Aug 26, 2013

Helicopter Parents

If working with college students is teaching me anything it's that I will not be a helicopter parent.  I repeat, I will not be a helicopter parent.  For starters, in case this is a new term for you here is the definition from Wikipedia (I know not the best reference):

A heliicopter parent is a parent who pays extremely close attention to a child's or children's experiences and problems, particularly at educational institutions.
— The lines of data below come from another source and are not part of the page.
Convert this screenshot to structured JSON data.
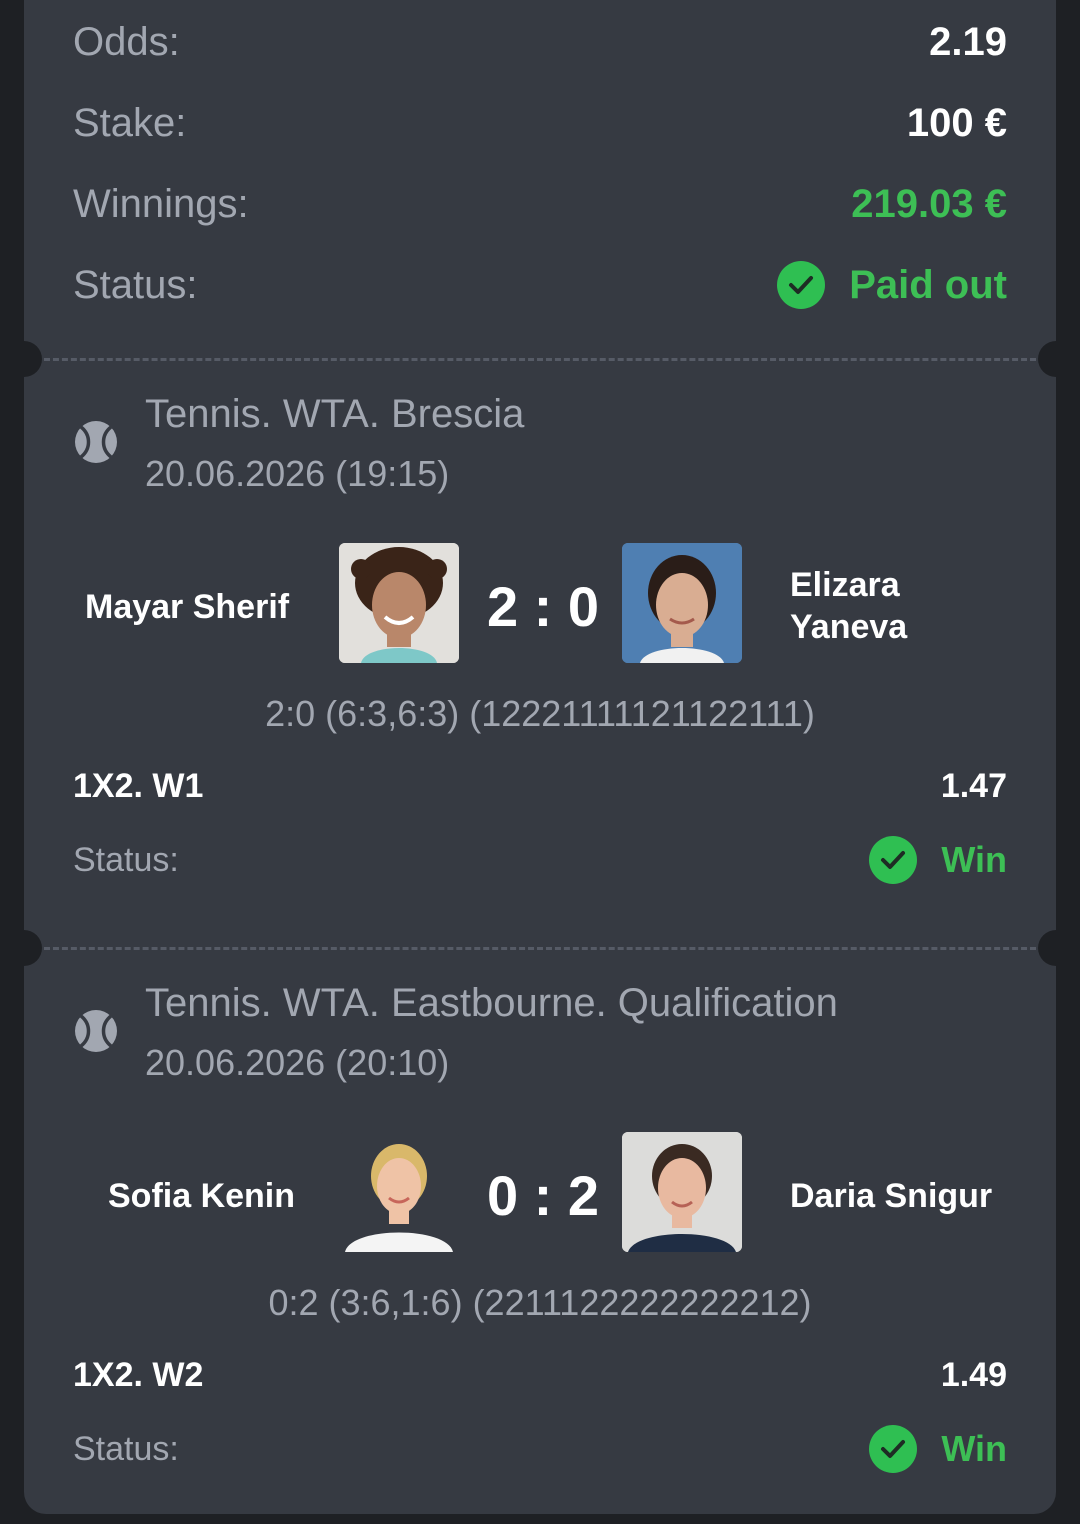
{
  "summary": {
    "odds_label": "Odds:",
    "odds_value": "2.19",
    "stake_label": "Stake:",
    "stake_value": "100 €",
    "winnings_label": "Winnings:",
    "winnings_value": "219.03 €",
    "status_label": "Status:",
    "status_value": "Paid out"
  },
  "colors": {
    "card_bg": "#363a42",
    "page_bg": "#1e2024",
    "success": "#3dbf55",
    "muted_text": "#a2a7b1",
    "primary_text": "#ffffff"
  },
  "events": [
    {
      "icon": "tennis-ball-icon",
      "title": "Tennis. WTA. Brescia",
      "date": "20.06.2026 (19:15)",
      "player1": "Mayar Sherif",
      "player2_line1": "Elizara",
      "player2_line2": "Yaneva",
      "score": "2 : 0",
      "detail": "2:0 (6:3,6:3) (12221111121122111)",
      "market": "1X2. W1",
      "odds": "1.47",
      "status_label": "Status:",
      "status_value": "Win"
    },
    {
      "icon": "tennis-ball-icon",
      "title": "Tennis. WTA. Eastbourne. Qualification",
      "date": "20.06.2026 (20:10)",
      "player1": "Sofia Kenin",
      "player2": "Daria Snigur",
      "score": "0 : 2",
      "detail": "0:2 (3:6,1:6) (2211122222222212)",
      "market": "1X2. W2",
      "odds": "1.49",
      "status_label": "Status:",
      "status_value": "Win"
    }
  ]
}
Helicopter parents are so named because, like helicopters, they hover overhead.

Before I go in to more detail I cannot forget to thank my parents for making me fight my own battles, and solve my own problems.  Both of these things mentioned seem to be lost skills.  Thanks mom and dad, you are amazing!
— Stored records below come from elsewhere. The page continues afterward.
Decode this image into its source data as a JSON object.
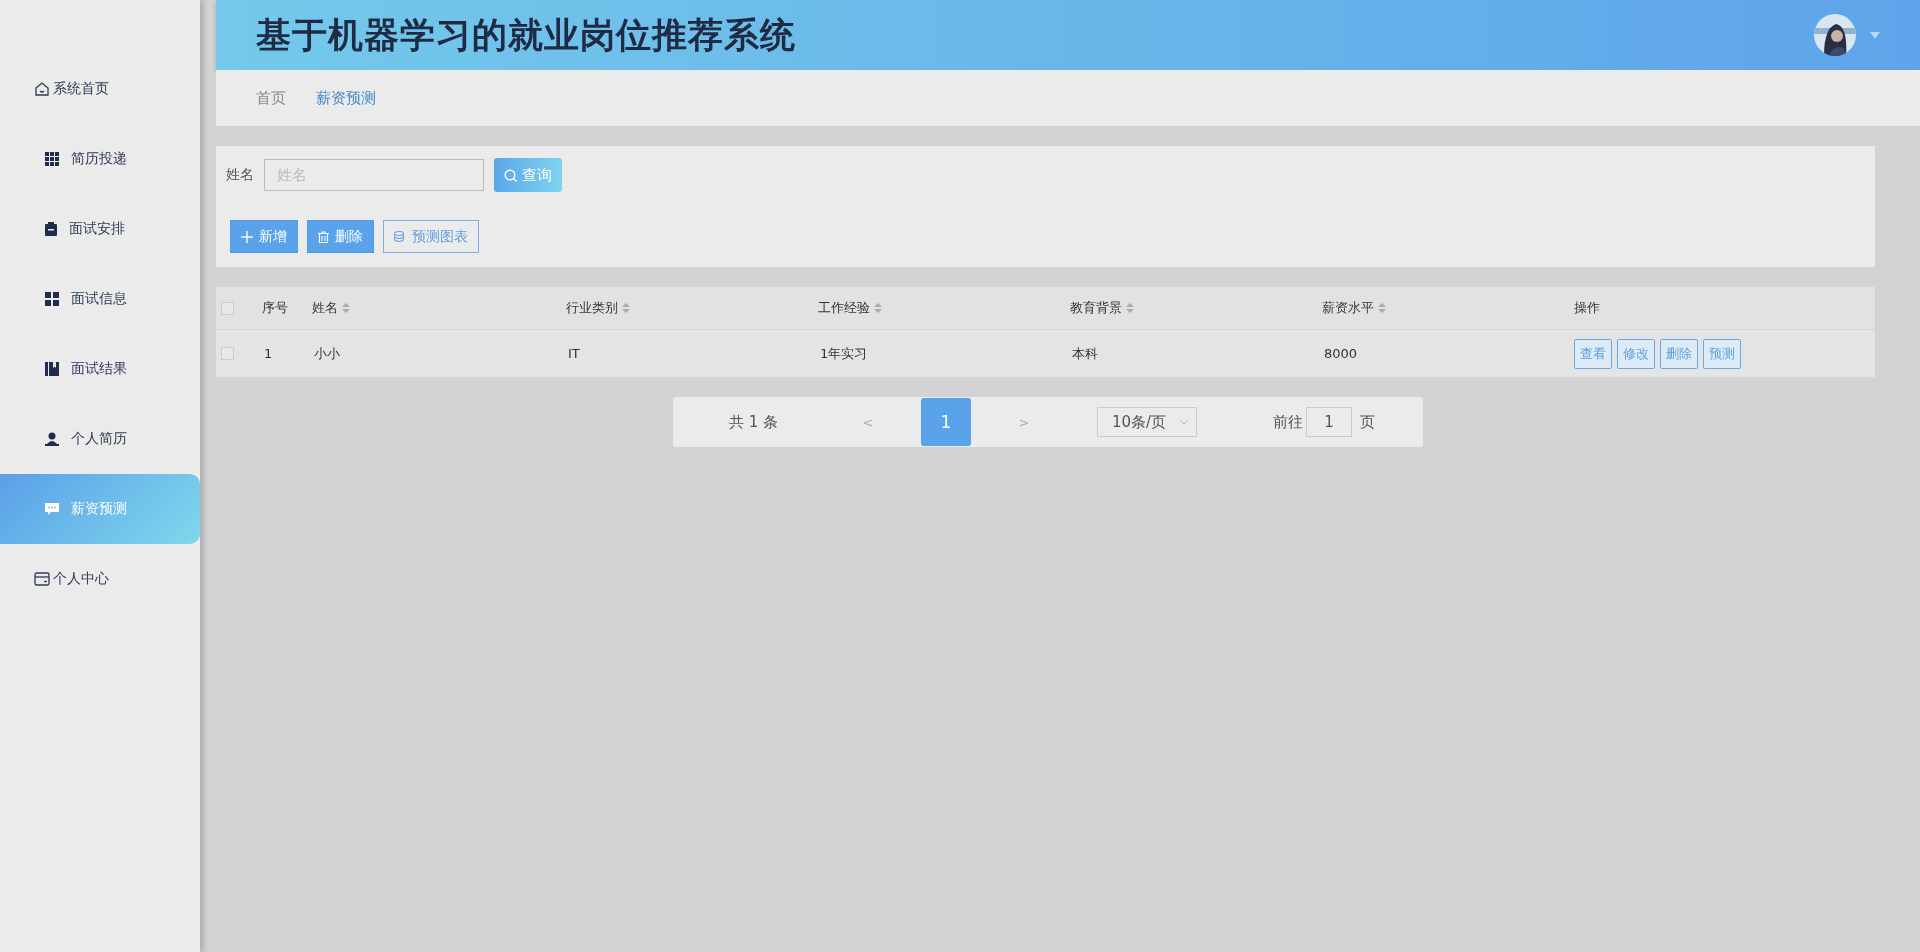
{
  "sidebar": {
    "items": [
      {
        "label": "系统首页",
        "selected": false
      },
      {
        "label": "简历投递",
        "selected": false
      },
      {
        "label": "面试安排",
        "selected": false
      },
      {
        "label": "面试信息",
        "selected": false
      },
      {
        "label": "面试结果",
        "selected": false
      },
      {
        "label": "个人简历",
        "selected": false
      },
      {
        "label": "薪资预测",
        "selected": true
      },
      {
        "label": "个人中心",
        "selected": false
      }
    ]
  },
  "header": {
    "title": "基于机器学习的就业岗位推荐系统"
  },
  "breadcrumb": [
    {
      "label": "首页",
      "selected": false
    },
    {
      "label": "薪资预测",
      "selected": true
    }
  ],
  "search": {
    "label": "姓名",
    "placeholder": "姓名",
    "button": "查询"
  },
  "toolbar": [
    {
      "label": "新增",
      "kind": "add"
    },
    {
      "label": "删除",
      "kind": "delete"
    },
    {
      "label": "预测图表",
      "kind": "chart"
    }
  ],
  "table": {
    "select_all": {
      "checked": false
    },
    "columns": [
      {
        "label": "序号",
        "sortable": false
      },
      {
        "label": "姓名",
        "sortable": true
      },
      {
        "label": "行业类别",
        "sortable": true
      },
      {
        "label": "工作经验",
        "sortable": true
      },
      {
        "label": "教育背景",
        "sortable": true
      },
      {
        "label": "薪资水平",
        "sortable": true
      },
      {
        "label": "操作",
        "sortable": false
      }
    ],
    "rows": [
      {
        "checked": false,
        "cells": [
          "1",
          "小小",
          "IT",
          "1年实习",
          "本科",
          "8000"
        ],
        "actions": [
          "查看",
          "修改",
          "删除",
          "预测"
        ]
      }
    ]
  },
  "pagination": {
    "total": "共 1 条",
    "prev": "<",
    "pages": [
      {
        "label": "1",
        "selected": true
      }
    ],
    "next": ">",
    "page_size": "10条/页",
    "goto_label": "前往",
    "goto_value": "1",
    "goto_suffix": "页"
  }
}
I deal with helicopter parents regularly  but the start of the academic year, at midterms and when grades post bring a higher frequency of calls and foot traffic to my office from parents.  What about Ferpa you ask?  It appears most of my students have given their parent's permission to their academic records and therefore I can speak with them.  I would be lying if when I receive a call from a parent I am not hoping that their name will not pop up on that information screen.  99% of the time I am disappointed and they have their parents listed on the Ferpa form.  I do not disclose much of anything to the parent as I want to redirect all conversation back through their child, but I am still on the receiving end listening to the requests.

In the parents defense, I work in the Disability Resource Office.  The students that I serve have a disability and qualify for services.  Parents of children with disabilities are great advocates for their children, they have to be to often get the best education and services for their child.  I totally get that, but your child is 18, 19 or even a graduate student.  

Ok, ready for my top 5 helicopter parent moments from Saturday and today??  

1.  A parent came in to my office to ask if I could assist in waiving his son's fee's at the library.  His disability prevents his son from remembering to return things and as a result he always has fees.  This is not fair.  He cannot remember and therefore there should be an exception for him.

2.  Dear Courtney-

John (name changed) is thinking about dropping a class but I am not sure what he should take.  I am on his portal and can see there is very little to choose from because all classes are full.  I know this week is add/drop so I was planning on just keeping the screen up and refreshing every few minutes so I could snag a seat in a class I think he would really enjoy.  Is this what you would suggest?


John's Mom

3.  (ring, ring)  Hi Courtney!  Kara (name changed) will be coming to see you in a few minutes to pick up her accommodations for the semester.  I wanted to ask you if you could not show her the documentation I submitted or tell her the diagnostic information.  I don't want it to hurt her self-esteem and I don't know if she would think she could be successful if she knew she had a learning disability.

4.  (ring, ring) Hi Courtney, Sarah (name changed) just left your office and I wanted to follow up and make sure I (Mom) understand the process.  Sarah said she is to contact all of her professors, but I already did to let them know that she will need a little more time to complete assignments.  I hope I didn't step on anyone's toes but I just don't think that she will articulate herself correctly.

5.  A mom came to my office today to tell me she is going to meet with her son's academic advisor this week to make changes to his schedule.  She also shared that she followed him to all of his classes today and introduced herself to all of her son's teachers.  She wanted to ensure he was getting his accommodations and that he (her son) would be well cared for.

Doesn't my job sounds fun?  Luckily the students are awesome!  The parents, well, they can be challenging.

 photo courtney-post-signature1_zpsa6911a6b.png

1 comment:

  1. Oh Good Lord. That is RIDICULOUS! You must just laugh and shake your head in disbelief. Thanks for the laugh. :)